Coronavirus has been splashed across front pages, social media and news websites for the last week. This new Wuhan virus is big news and growing exponentially. There’s nothing better than a potential pandemic to sell some newspapers.
So what is it all about and should we really be at panic stations? Just how widespread is this new coronavirus, and how aggressive is it? We’ve done some rapid research using publicly available information to get a clear idea of what kind of threat the coronavirus presents to the Australian public and the steps you can take to protect you and your family’s health.
What’s happened so far?
As of Wednesday, January 29th, more than 4,500 cases had been reported and the death toll exceeded 100 people. There were renewed fears of increased transmission rates, despite the reassurance of experts that it should ultimately be less widespread than other major, similar viruses such as SARS. Australia upgraded its advice to tourists to reconsider travel to all of China, not just Hubei province. Some nations, such as Japan, have begun evacuating their citizens from Wuhan.
What is the coronavirus?
Technically, it’s not the coronavirus, it’s just a coronavirus. Coronaviruses are a designation of a virus type that is commonly found among animals. In some edge cases, it’s possible for these diseases to cross the animal-human boundary, which is what has happened here.
How does coronavirus present itself?
People who contract a coronavirus usually get quite unwell. Upper respiratory tract symptoms are very common, and some sufferers may appear as though they have a cold. Symptoms such as a cough, sore throat, runny nose and headaches are very common. Some people may present with a fever which will persist for a few days.
How do you treat coronavirus?
Coronavirus doesn’t have a specific treatment regime. The majority of people who contract a coronavirus will eventually recover without medical assistance. General treatment advice includes:
• Cold and flu medication
• Plenty of rest
• Use a room humidifier or take hot showers to ease throat pain
• Stay hydrated
If you have concerns about your illness, or you notice your condition worsening, you should speak with a healthcare provider.
Where did the coronavirus start?
This particular coronavirus has not been identified in humans before. It is suspected to have originated in a seafood market in Wuhan, China, through some exposure to a live or recently killed animal.
A recent study indicates that it may have been a snake that originally passed the virus onto the first human. It is one of seven coronaviruses that are known to infect humans. Four of these are very common and express themselves as the common cold.
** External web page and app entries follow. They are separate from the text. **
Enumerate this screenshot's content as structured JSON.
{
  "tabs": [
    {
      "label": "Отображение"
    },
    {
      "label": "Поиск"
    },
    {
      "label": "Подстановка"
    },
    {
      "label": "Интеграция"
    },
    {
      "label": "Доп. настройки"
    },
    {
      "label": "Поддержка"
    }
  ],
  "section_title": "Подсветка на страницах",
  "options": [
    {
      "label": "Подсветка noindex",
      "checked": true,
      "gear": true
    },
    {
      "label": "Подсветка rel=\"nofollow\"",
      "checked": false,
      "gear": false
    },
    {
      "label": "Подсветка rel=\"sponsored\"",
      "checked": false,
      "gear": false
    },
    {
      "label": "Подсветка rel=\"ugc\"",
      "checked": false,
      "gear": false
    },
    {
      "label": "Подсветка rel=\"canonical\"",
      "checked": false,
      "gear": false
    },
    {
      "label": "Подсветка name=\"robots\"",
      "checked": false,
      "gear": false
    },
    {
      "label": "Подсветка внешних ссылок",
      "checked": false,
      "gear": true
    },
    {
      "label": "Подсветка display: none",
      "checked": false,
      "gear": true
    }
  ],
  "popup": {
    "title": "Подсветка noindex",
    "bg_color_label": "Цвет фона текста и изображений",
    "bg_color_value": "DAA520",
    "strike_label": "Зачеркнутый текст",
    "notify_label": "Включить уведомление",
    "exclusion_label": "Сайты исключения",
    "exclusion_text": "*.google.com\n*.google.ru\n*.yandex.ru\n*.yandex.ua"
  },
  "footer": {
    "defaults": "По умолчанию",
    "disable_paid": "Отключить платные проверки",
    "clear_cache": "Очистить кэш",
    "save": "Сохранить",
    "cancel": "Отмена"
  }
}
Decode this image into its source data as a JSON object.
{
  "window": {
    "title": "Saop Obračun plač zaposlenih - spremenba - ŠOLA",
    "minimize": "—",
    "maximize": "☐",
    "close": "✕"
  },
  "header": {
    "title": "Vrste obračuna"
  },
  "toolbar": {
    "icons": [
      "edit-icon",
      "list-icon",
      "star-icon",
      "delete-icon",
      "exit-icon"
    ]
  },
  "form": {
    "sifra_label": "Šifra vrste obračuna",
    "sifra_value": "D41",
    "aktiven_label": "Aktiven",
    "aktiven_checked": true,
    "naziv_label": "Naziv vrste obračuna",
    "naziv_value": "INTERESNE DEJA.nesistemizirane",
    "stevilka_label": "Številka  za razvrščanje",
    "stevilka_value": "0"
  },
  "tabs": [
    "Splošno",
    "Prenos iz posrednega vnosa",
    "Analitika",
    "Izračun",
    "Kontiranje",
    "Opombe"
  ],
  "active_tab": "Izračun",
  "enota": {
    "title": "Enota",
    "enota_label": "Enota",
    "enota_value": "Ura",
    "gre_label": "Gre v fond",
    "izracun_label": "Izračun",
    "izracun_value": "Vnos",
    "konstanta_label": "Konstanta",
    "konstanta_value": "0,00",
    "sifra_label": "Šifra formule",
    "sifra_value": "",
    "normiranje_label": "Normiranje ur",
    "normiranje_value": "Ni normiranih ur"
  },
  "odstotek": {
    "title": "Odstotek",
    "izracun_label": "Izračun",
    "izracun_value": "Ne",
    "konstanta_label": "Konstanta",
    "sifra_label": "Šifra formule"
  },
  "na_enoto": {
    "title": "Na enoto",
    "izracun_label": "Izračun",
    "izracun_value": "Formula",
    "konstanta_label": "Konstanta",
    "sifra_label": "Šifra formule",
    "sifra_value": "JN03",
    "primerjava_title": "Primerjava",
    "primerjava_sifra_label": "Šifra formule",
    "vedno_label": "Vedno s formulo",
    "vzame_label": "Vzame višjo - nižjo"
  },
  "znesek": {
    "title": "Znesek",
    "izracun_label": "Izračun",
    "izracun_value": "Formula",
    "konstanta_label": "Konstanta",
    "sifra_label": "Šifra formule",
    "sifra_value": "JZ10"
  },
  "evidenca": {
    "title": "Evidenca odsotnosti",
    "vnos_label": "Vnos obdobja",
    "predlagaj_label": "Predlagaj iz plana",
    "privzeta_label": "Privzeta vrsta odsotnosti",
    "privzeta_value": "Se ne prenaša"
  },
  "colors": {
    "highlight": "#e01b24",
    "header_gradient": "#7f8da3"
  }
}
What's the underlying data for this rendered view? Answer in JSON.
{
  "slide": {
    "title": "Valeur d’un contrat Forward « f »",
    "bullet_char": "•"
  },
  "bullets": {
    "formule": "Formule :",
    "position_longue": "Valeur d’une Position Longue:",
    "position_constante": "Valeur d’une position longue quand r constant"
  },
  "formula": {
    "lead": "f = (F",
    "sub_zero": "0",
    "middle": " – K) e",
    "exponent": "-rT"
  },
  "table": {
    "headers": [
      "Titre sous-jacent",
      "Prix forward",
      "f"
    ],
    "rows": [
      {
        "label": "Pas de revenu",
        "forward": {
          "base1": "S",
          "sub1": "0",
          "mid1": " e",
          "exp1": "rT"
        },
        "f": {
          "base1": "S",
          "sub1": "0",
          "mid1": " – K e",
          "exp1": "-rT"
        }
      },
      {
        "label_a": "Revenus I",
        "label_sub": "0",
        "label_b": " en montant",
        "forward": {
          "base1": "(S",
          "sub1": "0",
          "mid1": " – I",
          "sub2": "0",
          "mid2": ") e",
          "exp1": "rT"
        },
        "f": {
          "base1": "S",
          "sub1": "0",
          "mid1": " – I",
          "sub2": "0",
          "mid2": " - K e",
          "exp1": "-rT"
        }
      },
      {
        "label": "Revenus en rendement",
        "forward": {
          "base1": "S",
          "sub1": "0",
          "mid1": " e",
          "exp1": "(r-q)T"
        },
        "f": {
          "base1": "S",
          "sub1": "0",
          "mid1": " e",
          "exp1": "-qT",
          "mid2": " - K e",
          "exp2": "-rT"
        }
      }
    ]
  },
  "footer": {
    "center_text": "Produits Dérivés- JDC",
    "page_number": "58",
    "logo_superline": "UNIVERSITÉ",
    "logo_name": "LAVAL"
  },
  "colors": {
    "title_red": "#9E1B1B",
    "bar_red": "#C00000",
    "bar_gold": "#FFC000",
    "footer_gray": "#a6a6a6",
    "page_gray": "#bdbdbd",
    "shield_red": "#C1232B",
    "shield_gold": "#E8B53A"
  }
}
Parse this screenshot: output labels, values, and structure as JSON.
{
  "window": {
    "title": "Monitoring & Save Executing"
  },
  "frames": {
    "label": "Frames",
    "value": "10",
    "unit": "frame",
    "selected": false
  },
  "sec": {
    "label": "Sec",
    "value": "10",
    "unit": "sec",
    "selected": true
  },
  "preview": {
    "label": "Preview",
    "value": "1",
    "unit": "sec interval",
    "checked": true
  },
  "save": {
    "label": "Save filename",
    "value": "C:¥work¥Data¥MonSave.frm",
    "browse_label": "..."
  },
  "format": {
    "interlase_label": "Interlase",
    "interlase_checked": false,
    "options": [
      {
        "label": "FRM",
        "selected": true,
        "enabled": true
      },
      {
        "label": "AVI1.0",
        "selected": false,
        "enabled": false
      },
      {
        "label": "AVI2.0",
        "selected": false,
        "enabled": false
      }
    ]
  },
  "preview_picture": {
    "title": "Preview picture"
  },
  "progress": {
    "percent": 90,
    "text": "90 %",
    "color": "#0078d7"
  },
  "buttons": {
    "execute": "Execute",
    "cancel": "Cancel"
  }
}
The others, SARS and MERS, are similar to this current virus in that they crossed the threshold from animal to human.
How much is the coronavirus likely to spread?
There are early indications that this coronavirus isn’t as infectious as SARS or MERS. Additionally, there are far better procedures in place now to quarantine and address breakouts more rapidly. Most expectations are that this new coronavirus won’t spread as rapidly or infect as many people as SARS or MERS.
How to avoid coronavirus infection
The same good hygiene practices that you would normally employ during flu season may help you avoid a coronavirus infection. Avoid congested areas where possible. Clean your hands regularly, using an alcohol-based sanitiser. Disinfect your immediate surrounds (such as your desk space at work) regularly. Avoid touching your eyes and mouth with your hands. If you’re sick, stay at home – don’t contribute to spreading illness through your workplace.
What’s being done?
Many nations (including Australia) have issued notices to their population to reconsider travelling to highly affected areas, such as Wuhan and broader Hubei province. In China, the government is taking significant steps to quarantine affected areas and establish field hospitals to help treat those already infected.
China’s capabilities in addressing outbreaks such as this, combined with the powers that may be exercised by their government, ensures that every possible step is being taken to restrict the spread of this new coronavirus. While these efforts are unlikely to prevent the spread of the virus entirely, they will certainly delay it and provide other governments time to implement their own procedures to prevent further infections.
Schedule an appointment
There’s no need to panic – the chances of you having come into contact with a coronavirus carrier are infinitesimally small. If you have any symptoms that you’re concerned about, schedule an appointment with a GP to discuss it.